■ PROBLEM DESCRIPTION ■
Below are records to write out exactly; drop the pictures when you do.

■ THE DATA ■
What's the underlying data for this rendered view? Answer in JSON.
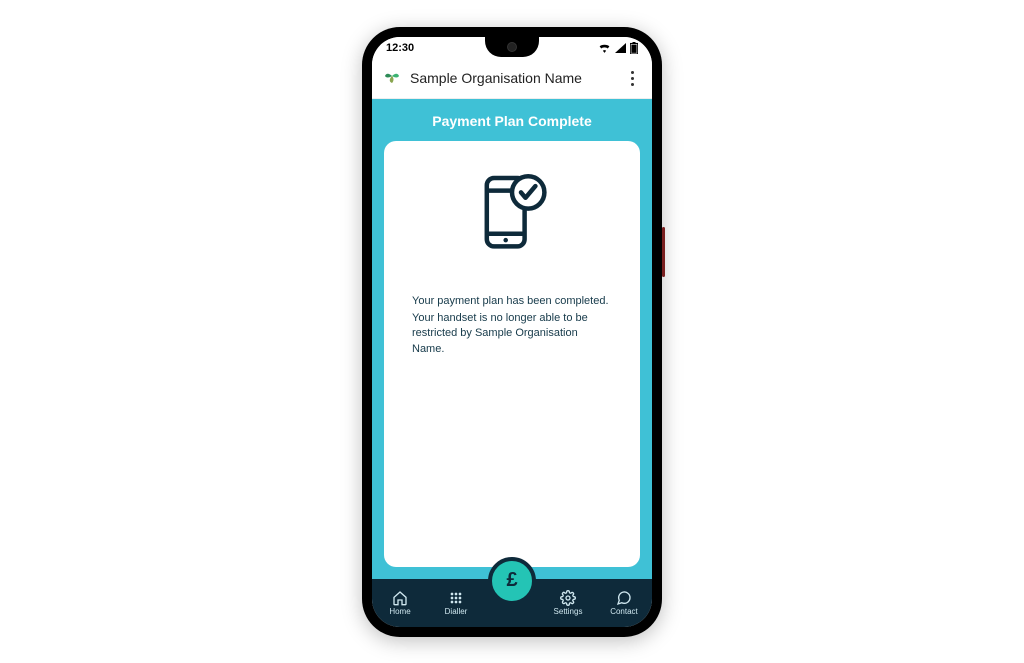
{
  "status": {
    "time": "12:30"
  },
  "appbar": {
    "title": "Sample Organisation Name"
  },
  "page": {
    "title": "Payment Plan Complete",
    "message1": "Your payment plan has been completed.",
    "message2": "Your handset is no longer able to be restricted by Sample Organisation Name."
  },
  "nav": {
    "home": "Home",
    "dialler": "Dialler",
    "fab_symbol": "£",
    "settings": "Settings",
    "contact": "Contact"
  }
}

■ YOUR SOLUTION ■
What's the underlying data for this rendered view? Answer in JSON.
{
  "status": {
    "time": "12:30"
  },
  "appbar": {
    "title": "Sample Organisation Name"
  },
  "page": {
    "title": "Payment Plan Complete",
    "message1": "Your payment plan has been completed.",
    "message2": "Your handset is no longer able to be restricted by Sample Organisation Name."
  },
  "nav": {
    "home": "Home",
    "dialler": "Dialler",
    "fab_symbol": "£",
    "settings": "Settings",
    "contact": "Contact"
  }
}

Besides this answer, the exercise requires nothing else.